According to the latest forecasts this week by the Construction Products Association (CPA) the UK construction industry’s output will stay relatively flat in 2013 with private sector work giving it a much needed boost and growth in 2014.
Originally construction economists had said we will see a decline of 3.6% this year but that has been revised to less than 3%.
Michael Ankers, CPA chief executive said: “It seems inevitable that construction output fell in the first three months of this year and this will have had a significant impact on the rate of GDP growth at this time.
“With new orders for construction falling significantly at the end of last year, 2012 is going to be a difficult year for the construction industry with output forecast to fall by almost 3%. The construction industry accounts for nearly 9% of GDP and therefore is going to be a major constraint on growth in the wider economy over the year ahead.
“Public sector spending cuts are now beginning to bite and with the exception of a steady recovery in the private housing market, where starts are forecast to increase by 5% this year and 11% next, the private sector is pretty subdued. What is particularly disappointing is the weakness of the private commercial market where output is expected to decline both this year and in 2013. Office development is slowing down and private finance for social infrastructure is unlikely to make a rapid comeback.
“One bright spot in the forecasts is investment in infrastructure, particularly rail and energy where growth is expected to increase in each year from now until 2016.
“The construction industry faces a difficult 18 months with a significant recovery not now expected until the second half of 2013.”
Public sector construction work to fall by 18% between 2011 and 2014
Education work to contract by nearly a third by 2014 from the 2010 peak
Work in the health sector to fall for six consecutive years before recovering modestly in 2015
Private sector construction to rise 21% by 2016

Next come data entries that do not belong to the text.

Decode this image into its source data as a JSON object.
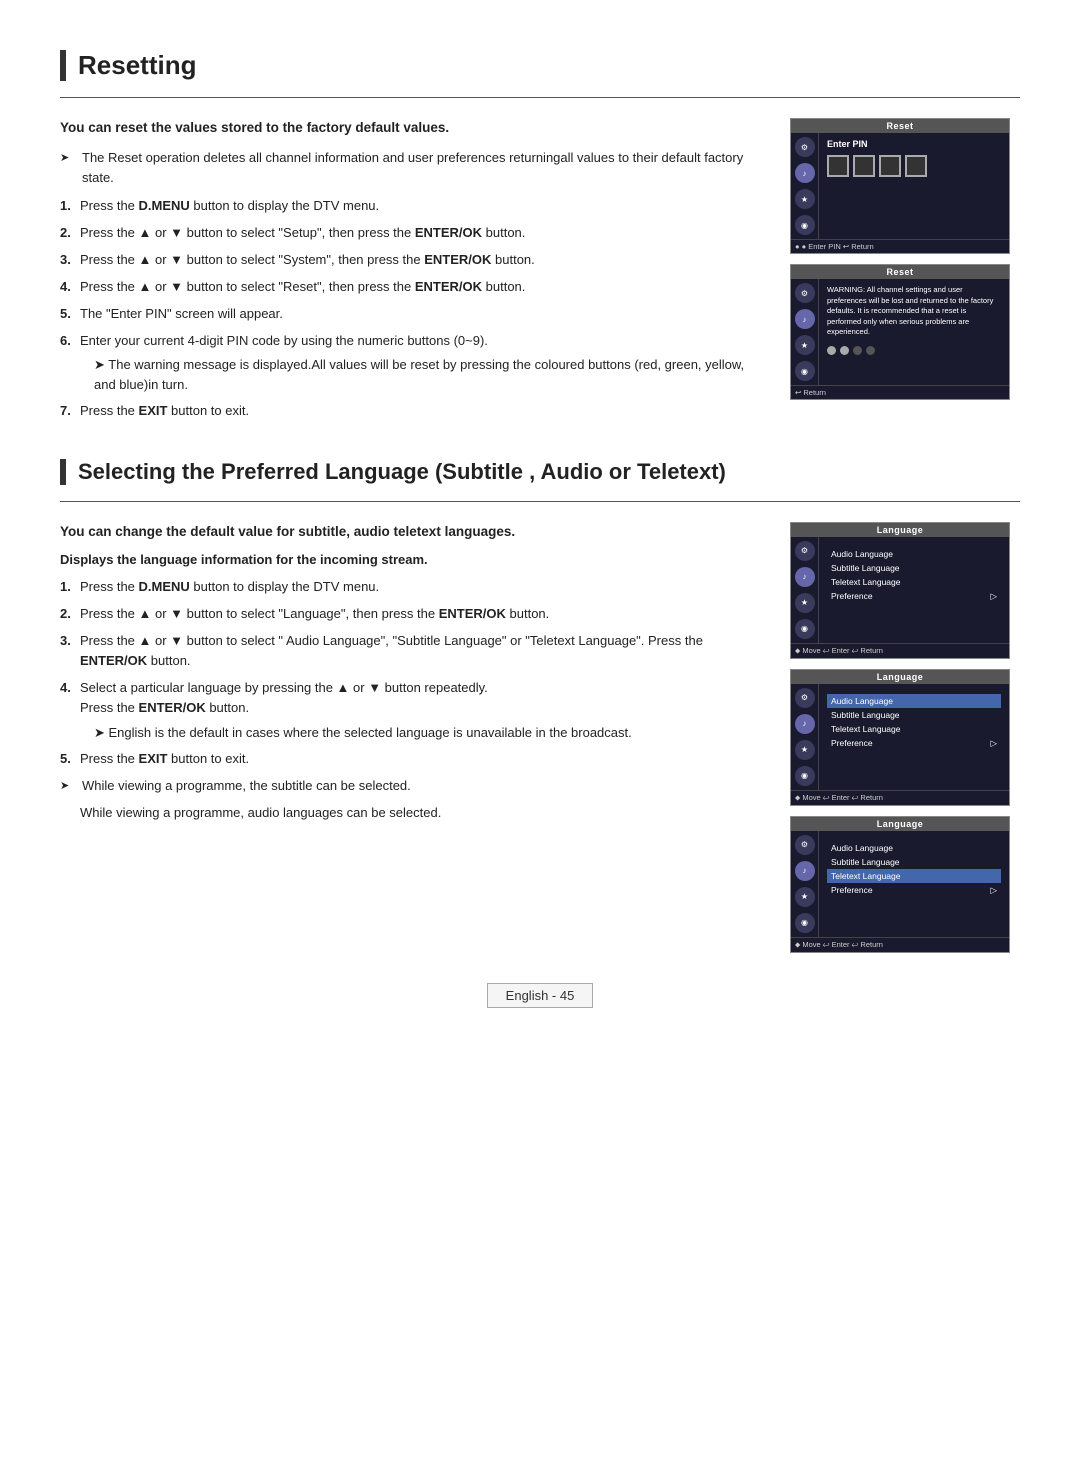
{
  "resetting": {
    "title": "Resetting",
    "intro": "You can reset the values stored to the factory default values.",
    "bullets": [
      "The Reset operation deletes all channel information and user preferences returningall values to their default factory state."
    ],
    "steps": [
      "Press the D.MENU button to display the DTV menu.",
      "Press the ▲ or ▼ button to select \"Setup\", then press the ENTER/OK button.",
      "Press the ▲ or ▼ button to select \"System\", then press the ENTER/OK button.",
      "Press the ▲ or ▼ button to select \"Reset\", then press the ENTER/OK button.",
      "The \"Enter PIN\" screen will appear.",
      "Enter your current 4-digit PIN code by using the numeric buttons (0~9).",
      "Press the EXIT button to exit."
    ],
    "step6_sub": "The warning message is displayed.All values will be reset by pressing the coloured buttons (red, green, yellow, and blue)in turn.",
    "screens": {
      "screen1": {
        "title": "Reset",
        "enterPIN": "Enter PIN",
        "footer": "● ● Enter PIN   ↩ Return"
      },
      "screen2": {
        "title": "Reset",
        "warning": "WARNING: All channel settings and user preferences will be lost and returned to the factory defaults. It is recommended that a reset is performed only when serious problems are experienced.",
        "footer": "↩ Return"
      }
    }
  },
  "language": {
    "title": "Selecting the Preferred Language (Subtitle , Audio or Teletext)",
    "intro": "You can change the default value for subtitle, audio teletext languages.",
    "displays_note": "Displays the language information for the incoming stream.",
    "steps": [
      "Press the D.MENU button to display the DTV menu.",
      "Press the ▲ or ▼ button to select \"Language\", then press the ENTER/OK button.",
      "Press the ▲ or ▼ button to select \" Audio Language\", \"Subtitle Language\" or \"Teletext Language\". Press the ENTER/OK button.",
      "Select a particular language by pressing the ▲ or ▼ button repeatedly.",
      "Press the EXIT button to exit."
    ],
    "step4_sub": "English is the default in cases where the selected language is unavailable in the broadcast.",
    "step4_press": "Press the ENTER/OK button.",
    "bullet1": "While viewing a programme, the subtitle can be selected.",
    "bullet1_sub": "While viewing a programme, audio languages can be selected.",
    "screens": {
      "title": "Language",
      "menu_items": [
        {
          "label": "Audio Language",
          "highlighted": false
        },
        {
          "label": "Subtitle Language",
          "highlighted": false
        },
        {
          "label": "Teletext Language",
          "highlighted": false
        },
        {
          "label": "Preference",
          "arrow": "▷",
          "highlighted": false
        }
      ],
      "footer": "⬥ Move   ↩ Enter   ↩ Return",
      "screen2_highlighted": "Audio Language",
      "screen3_highlighted": "Teletext Language"
    }
  },
  "footer": {
    "label": "English - 45"
  }
}
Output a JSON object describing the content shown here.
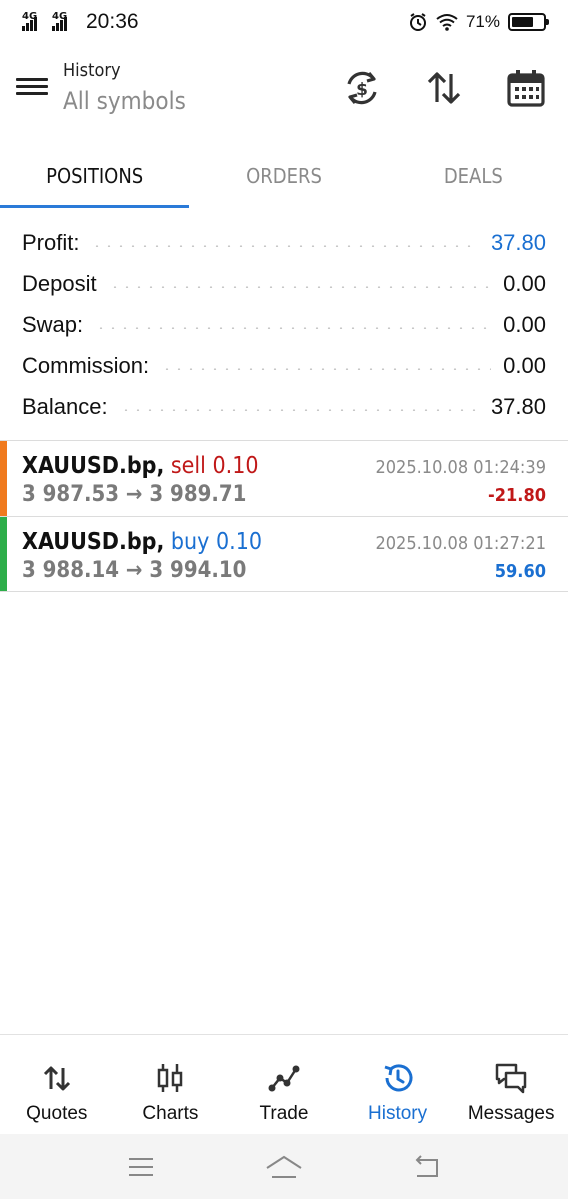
{
  "status_bar": {
    "net1": "4G",
    "net2": "4G",
    "time": "20:36",
    "battery": "71%",
    "battery_level": 0.71
  },
  "header": {
    "title": "History",
    "subtitle": "All symbols",
    "icons": [
      "currency-exchange-icon",
      "sort-icon",
      "calendar-icon"
    ]
  },
  "tabs": [
    {
      "label": "POSITIONS",
      "active": true
    },
    {
      "label": "ORDERS",
      "active": false
    },
    {
      "label": "DEALS",
      "active": false
    }
  ],
  "summary": [
    {
      "label": "Profit:",
      "value": "37.80"
    },
    {
      "label": "Deposit",
      "value": "0.00"
    },
    {
      "label": "Swap:",
      "value": "0.00"
    },
    {
      "label": "Commission:",
      "value": "0.00"
    },
    {
      "label": "Balance:",
      "value": "37.80"
    }
  ],
  "positions": [
    {
      "symbol": "XAUUSD.bp,",
      "side": "sell 0.10",
      "prices": "3 987.53 → 3 989.71",
      "time": "2025.10.08 01:24:39",
      "profit": "-21.80",
      "stripe_color": "#f07a1e"
    },
    {
      "symbol": "XAUUSD.bp,",
      "side": "buy 0.10",
      "prices": "3 988.14 → 3 994.10",
      "time": "2025.10.08 01:27:21",
      "profit": "59.60",
      "stripe_color": "#2eae4a"
    }
  ],
  "bottom_nav": [
    {
      "label": "Quotes",
      "icon": "quotes-icon",
      "active": false
    },
    {
      "label": "Charts",
      "icon": "charts-icon",
      "active": false
    },
    {
      "label": "Trade",
      "icon": "trade-icon",
      "active": false
    },
    {
      "label": "History",
      "icon": "history-icon",
      "active": true
    },
    {
      "label": "Messages",
      "icon": "messages-icon",
      "active": false
    }
  ],
  "colors": {
    "accent": "#1a6fd1",
    "loss": "#c01818",
    "tab_indicator": "#2a7ad8"
  }
}
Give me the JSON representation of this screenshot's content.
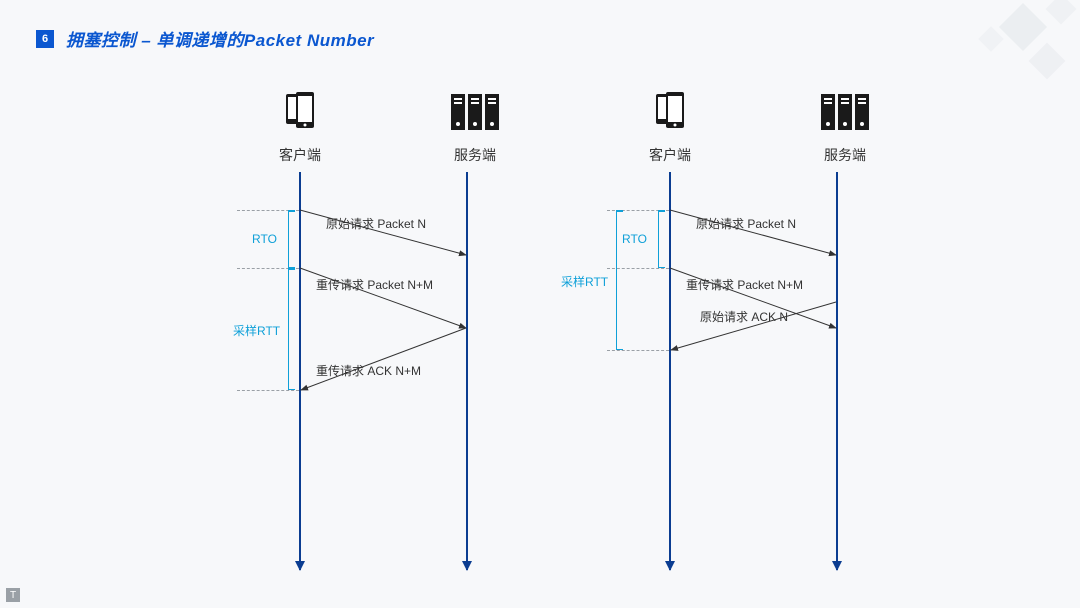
{
  "page_number": "6",
  "title": "拥塞控制 – 单调递增的Packet Number",
  "nodes": {
    "client": "客户端",
    "server": "服务端"
  },
  "brackets": {
    "rto": "RTO",
    "sample_rtt": "采样RTT"
  },
  "left_diagram": {
    "msg1": "原始请求 Packet N",
    "msg2": "重传请求 Packet N+M",
    "msg3": "重传请求 ACK N+M"
  },
  "right_diagram": {
    "msg1": "原始请求 Packet N",
    "msg2": "重传请求 Packet N+M",
    "msg3": "原始请求 ACK N"
  },
  "colors": {
    "accent": "#0B57D0",
    "lifeline": "#0B3D91",
    "bracket": "#0FA0D8"
  }
}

Total housing starts in 2012 fewer than half needed to meet number of households created
Rail construction to rise by 56% in the next four years
Energy construction to rise almost threefold by 2016